[Dataset records]
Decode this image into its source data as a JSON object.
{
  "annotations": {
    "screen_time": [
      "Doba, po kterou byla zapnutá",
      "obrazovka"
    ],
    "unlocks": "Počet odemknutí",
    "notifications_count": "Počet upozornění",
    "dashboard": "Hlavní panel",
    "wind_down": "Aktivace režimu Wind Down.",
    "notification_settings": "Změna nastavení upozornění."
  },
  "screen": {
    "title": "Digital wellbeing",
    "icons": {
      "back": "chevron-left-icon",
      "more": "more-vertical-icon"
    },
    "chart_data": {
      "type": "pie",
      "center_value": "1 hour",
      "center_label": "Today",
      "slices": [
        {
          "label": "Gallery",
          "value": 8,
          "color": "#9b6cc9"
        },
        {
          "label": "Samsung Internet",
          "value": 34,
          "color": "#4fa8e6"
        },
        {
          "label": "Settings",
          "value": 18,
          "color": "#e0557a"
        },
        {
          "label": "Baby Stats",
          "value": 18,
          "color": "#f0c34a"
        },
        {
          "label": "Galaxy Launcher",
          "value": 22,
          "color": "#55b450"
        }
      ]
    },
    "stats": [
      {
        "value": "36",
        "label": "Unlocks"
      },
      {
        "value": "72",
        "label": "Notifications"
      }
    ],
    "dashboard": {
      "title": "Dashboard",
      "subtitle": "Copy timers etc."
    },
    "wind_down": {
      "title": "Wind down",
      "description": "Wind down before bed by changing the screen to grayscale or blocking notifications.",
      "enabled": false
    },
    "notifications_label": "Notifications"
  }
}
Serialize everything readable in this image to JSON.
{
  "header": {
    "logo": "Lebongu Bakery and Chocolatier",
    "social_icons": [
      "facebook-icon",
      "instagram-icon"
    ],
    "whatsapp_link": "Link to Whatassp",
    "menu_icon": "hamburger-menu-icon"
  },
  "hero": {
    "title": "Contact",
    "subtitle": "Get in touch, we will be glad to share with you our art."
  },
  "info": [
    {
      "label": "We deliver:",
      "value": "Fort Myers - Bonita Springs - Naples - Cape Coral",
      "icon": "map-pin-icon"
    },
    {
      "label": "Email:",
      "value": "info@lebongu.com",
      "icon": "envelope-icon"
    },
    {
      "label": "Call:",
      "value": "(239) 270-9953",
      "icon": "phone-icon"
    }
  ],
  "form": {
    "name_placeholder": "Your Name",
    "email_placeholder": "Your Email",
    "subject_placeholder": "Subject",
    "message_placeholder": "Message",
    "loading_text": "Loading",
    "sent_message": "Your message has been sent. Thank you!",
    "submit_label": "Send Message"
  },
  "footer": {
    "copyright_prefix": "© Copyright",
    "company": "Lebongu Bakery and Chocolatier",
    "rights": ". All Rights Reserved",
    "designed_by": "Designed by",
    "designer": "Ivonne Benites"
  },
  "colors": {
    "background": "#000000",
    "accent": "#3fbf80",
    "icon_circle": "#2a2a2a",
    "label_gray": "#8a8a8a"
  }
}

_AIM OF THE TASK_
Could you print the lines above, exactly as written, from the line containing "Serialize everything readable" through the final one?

_TASK ANSWER_
Serialize everything readable in this image to JSON.
{
  "header": {
    "logo": "Lebongu Bakery and Chocolatier",
    "social_icons": [
      "facebook-icon",
      "instagram-icon"
    ],
    "whatsapp_link": "Link to Whatassp",
    "menu_icon": "hamburger-menu-icon"
  },
  "hero": {
    "title": "Contact",
    "subtitle": "Get in touch, we will be glad to share with you our art."
  },
  "info": [
    {
      "label": "We deliver:",
      "value": "Fort Myers - Bonita Springs - Naples - Cape Coral",
      "icon": "map-pin-icon"
    },
    {
      "label": "Email:",
      "value": "info@lebongu.com",
      "icon": "envelope-icon"
    },
    {
      "label": "Call:",
      "value": "(239) 270-9953",
      "icon": "phone-icon"
    }
  ],
  "form": {
    "name_placeholder": "Your Name",
    "email_placeholder": "Your Email",
    "subject_placeholder": "Subject",
    "message_placeholder": "Message",
    "loading_text": "Loading",
    "sent_message": "Your message has been sent. Thank you!",
    "submit_label": "Send Message"
  },
  "footer": {
    "copyright_prefix": "© Copyright",
    "company": "Lebongu Bakery and Chocolatier",
    "rights": ". All Rights Reserved",
    "designed_by": "Designed by",
    "designer": "Ivonne Benites"
  },
  "colors": {
    "background": "#000000",
    "accent": "#3fbf80",
    "icon_circle": "#2a2a2a",
    "label_gray": "#8a8a8a"
  }
}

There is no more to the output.